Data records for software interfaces

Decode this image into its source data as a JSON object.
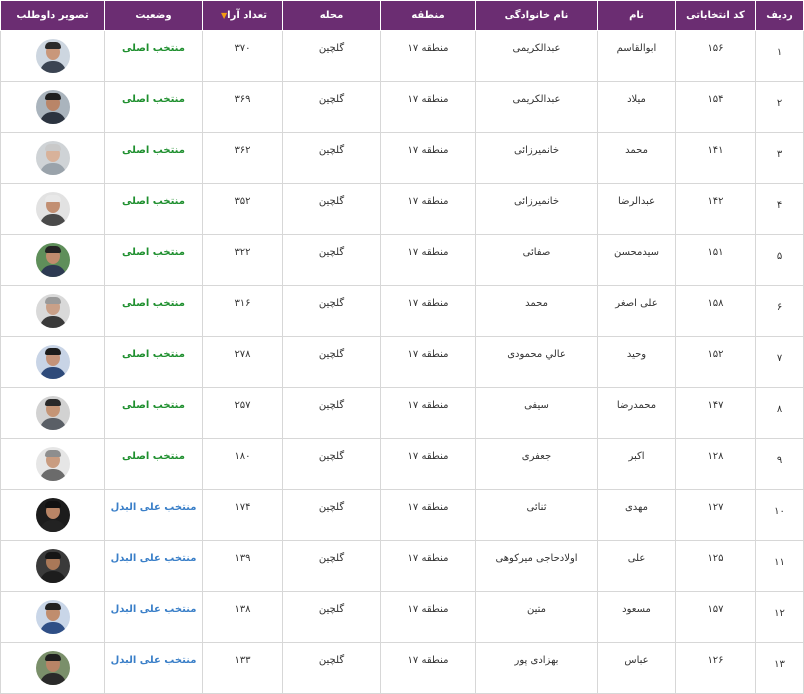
{
  "headers": {
    "row": "ردیف",
    "code": "کد انتخاباتی",
    "first_name": "نام",
    "last_name": "نام خانوادگی",
    "region": "منطقه",
    "neighborhood": "محله",
    "votes": "تعداد آرا",
    "status": "وضعیت",
    "photo": "تصویر داوطلب"
  },
  "sort_indicator": "▼",
  "colors": {
    "header_bg": "#6b2d72",
    "primary_status": "#1e8f2e",
    "alternate_status": "#3a7fc8",
    "sort_arrow": "#f39c12"
  },
  "rows": [
    {
      "row": "۱",
      "code": "۱۵۶",
      "first_name": "ابوالقاسم",
      "last_name": "عبدالکریمی",
      "region": "منطقه ۱۷",
      "neighborhood": "گلچین",
      "votes": "۳۷۰",
      "status": "منتخب اصلی",
      "status_type": "primary",
      "photo": {
        "bg": "#cdd6e0",
        "skin": "#c9977a",
        "hair": "#2a2a2a",
        "shirt": "#3b4452"
      }
    },
    {
      "row": "۲",
      "code": "۱۵۴",
      "first_name": "میلاد",
      "last_name": "عبدالکریمی",
      "region": "منطقه ۱۷",
      "neighborhood": "گلچین",
      "votes": "۳۶۹",
      "status": "منتخب اصلی",
      "status_type": "primary",
      "photo": {
        "bg": "#aab4bd",
        "skin": "#b98568",
        "hair": "#1f1f1f",
        "shirt": "#2c3440"
      }
    },
    {
      "row": "۳",
      "code": "۱۴۱",
      "first_name": "محمد",
      "last_name": "خانمیرزائی",
      "region": "منطقه ۱۷",
      "neighborhood": "گلچین",
      "votes": "۳۶۲",
      "status": "منتخب اصلی",
      "status_type": "primary",
      "photo": {
        "bg": "#cfd3d6",
        "skin": "#d8b29a",
        "hair": "#c9c9c9",
        "shirt": "#9aa3ab"
      }
    },
    {
      "row": "۴",
      "code": "۱۴۲",
      "first_name": "عبدالرضا",
      "last_name": "خانمیرزائی",
      "region": "منطقه ۱۷",
      "neighborhood": "گلچین",
      "votes": "۳۵۲",
      "status": "منتخب اصلی",
      "status_type": "primary",
      "photo": {
        "bg": "#e2e2e2",
        "skin": "#c28f72",
        "hair": "#e8e8e8",
        "shirt": "#4a4a4a"
      }
    },
    {
      "row": "۵",
      "code": "۱۵۱",
      "first_name": "سیدمحسن",
      "last_name": "صفائی",
      "region": "منطقه ۱۷",
      "neighborhood": "گلچین",
      "votes": "۳۲۲",
      "status": "منتخب اصلی",
      "status_type": "primary",
      "photo": {
        "bg": "#5f8f5a",
        "skin": "#c08c6d",
        "hair": "#232323",
        "shirt": "#2d3a52"
      }
    },
    {
      "row": "۶",
      "code": "۱۵۸",
      "first_name": "علی اصغر",
      "last_name": "محمد",
      "region": "منطقه ۱۷",
      "neighborhood": "گلچین",
      "votes": "۳۱۶",
      "status": "منتخب اصلی",
      "status_type": "primary",
      "photo": {
        "bg": "#d9d9d9",
        "skin": "#c9a088",
        "hair": "#9a9a9a",
        "shirt": "#3a3a3a"
      }
    },
    {
      "row": "۷",
      "code": "۱۵۲",
      "first_name": "وحید",
      "last_name": "عالي محمودی",
      "region": "منطقه ۱۷",
      "neighborhood": "گلچین",
      "votes": "۲۷۸",
      "status": "منتخب اصلی",
      "status_type": "primary",
      "photo": {
        "bg": "#c8d4e6",
        "skin": "#c4937a",
        "hair": "#1c1c1c",
        "shirt": "#2e4a7a"
      }
    },
    {
      "row": "۸",
      "code": "۱۴۷",
      "first_name": "محمدرضا",
      "last_name": "سیفی",
      "region": "منطقه ۱۷",
      "neighborhood": "گلچین",
      "votes": "۲۵۷",
      "status": "منتخب اصلی",
      "status_type": "primary",
      "photo": {
        "bg": "#d2d2d2",
        "skin": "#c59576",
        "hair": "#2a2a2a",
        "shirt": "#5a5f66"
      }
    },
    {
      "row": "۹",
      "code": "۱۲۸",
      "first_name": "اکبر",
      "last_name": "جعفری",
      "region": "منطقه ۱۷",
      "neighborhood": "گلچین",
      "votes": "۱۸۰",
      "status": "منتخب اصلی",
      "status_type": "primary",
      "photo": {
        "bg": "#e6e6e6",
        "skin": "#c99c80",
        "hair": "#8e8e8e",
        "shirt": "#6b6b6b"
      }
    },
    {
      "row": "۱۰",
      "code": "۱۲۷",
      "first_name": "مهدی",
      "last_name": "ثنائی",
      "region": "منطقه ۱۷",
      "neighborhood": "گلچین",
      "votes": "۱۷۴",
      "status": "منتخب علی البدل",
      "status_type": "alt",
      "photo": {
        "bg": "#1c1c1c",
        "skin": "#b98566",
        "hair": "#111111",
        "shirt": "#222222"
      }
    },
    {
      "row": "۱۱",
      "code": "۱۲۵",
      "first_name": "علی",
      "last_name": "اولادحاجی میرکوهی",
      "region": "منطقه ۱۷",
      "neighborhood": "گلچین",
      "votes": "۱۳۹",
      "status": "منتخب علی البدل",
      "status_type": "alt",
      "photo": {
        "bg": "#3a3a3a",
        "skin": "#a97858",
        "hair": "#161616",
        "shirt": "#1d1d1d"
      }
    },
    {
      "row": "۱۲",
      "code": "۱۵۷",
      "first_name": "مسعود",
      "last_name": "متین",
      "region": "منطقه ۱۷",
      "neighborhood": "گلچین",
      "votes": "۱۳۸",
      "status": "منتخب علی البدل",
      "status_type": "alt",
      "photo": {
        "bg": "#c9d6e8",
        "skin": "#c08d6e",
        "hair": "#222222",
        "shirt": "#2f4f86"
      }
    },
    {
      "row": "۱۳",
      "code": "۱۲۶",
      "first_name": "عباس",
      "last_name": "بهزادی پور",
      "region": "منطقه ۱۷",
      "neighborhood": "گلچین",
      "votes": "۱۳۳",
      "status": "منتخب علی البدل",
      "status_type": "alt",
      "photo": {
        "bg": "#7a8f6a",
        "skin": "#b88466",
        "hair": "#1e1e1e",
        "shirt": "#2a2a2a"
      }
    }
  ]
}
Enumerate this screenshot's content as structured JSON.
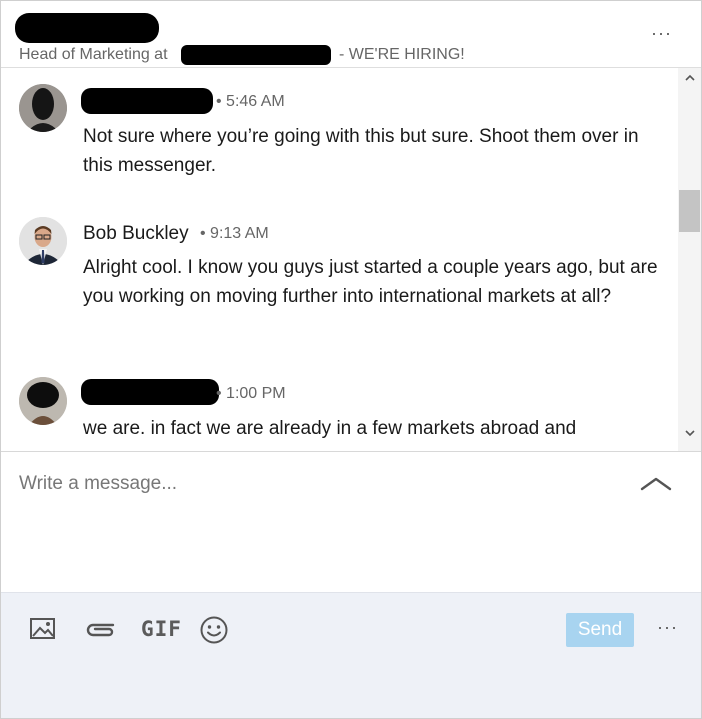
{
  "header": {
    "subtitle_prefix": "Head of Marketing at",
    "subtitle_suffix": "- WE'RE HIRING!",
    "more_label": "···"
  },
  "messages": [
    {
      "author": "",
      "time": "• 5:46 AM",
      "text": "Not sure where you’re going with this but sure. Shoot them over in this messenger."
    },
    {
      "author": "Bob Buckley",
      "time": "• 9:13 AM",
      "text": "Alright cool. I know you guys just started a couple years ago, but are you working on moving further into international markets at all?"
    },
    {
      "author": "",
      "time": "• 1:00 PM",
      "text": "we are. in fact we are already in a few markets abroad and"
    }
  ],
  "composer": {
    "placeholder": "Write a message..."
  },
  "toolbar": {
    "gif_label": "GIF",
    "send_label": "Send",
    "more_label": "···"
  },
  "colors": {
    "send_disabled": "#a8d4f0",
    "toolbar_bg": "#eef1f7"
  }
}
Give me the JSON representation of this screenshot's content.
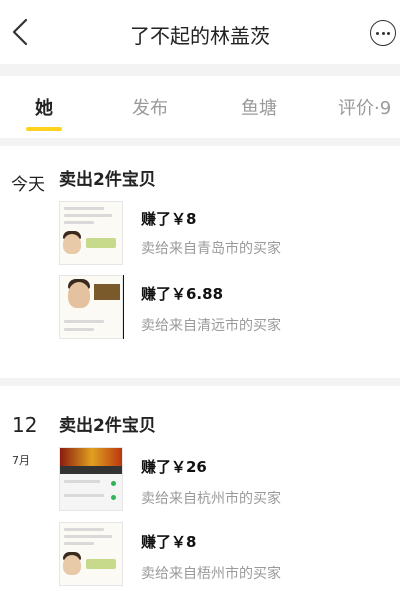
{
  "nav": {
    "title": "了不起的林盖茨",
    "back_icon": "chevron-left-icon",
    "more_icon": "more-horizontal-circle-icon"
  },
  "tabs": [
    {
      "label": "她",
      "active": true
    },
    {
      "label": "发布",
      "active": false
    },
    {
      "label": "鱼塘",
      "active": false
    },
    {
      "label": "评价·9",
      "active": false
    }
  ],
  "accent_color": "#ffd21f",
  "groups": [
    {
      "day": "今天",
      "title": "卖出2件宝贝",
      "items": [
        {
          "earned": "赚了￥8",
          "buyer": "卖给来自青岛市的买家"
        },
        {
          "earned": "赚了￥6.88",
          "buyer": "卖给来自清远市的买家"
        }
      ]
    },
    {
      "day": "12",
      "month": "7月",
      "title": "卖出2件宝贝",
      "items": [
        {
          "earned": "赚了￥26",
          "buyer": "卖给来自杭州市的买家"
        },
        {
          "earned": "赚了￥8",
          "buyer": "卖给来自梧州市的买家"
        }
      ]
    }
  ]
}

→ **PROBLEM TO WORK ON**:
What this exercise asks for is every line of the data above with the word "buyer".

→ **SOLUTION TO THIS PROBLEM**:
          "buyer": "卖给来自青岛市的买家"
          "buyer": "卖给来自清远市的买家"
          "buyer": "卖给来自杭州市的买家"
          "buyer": "卖给来自梧州市的买家"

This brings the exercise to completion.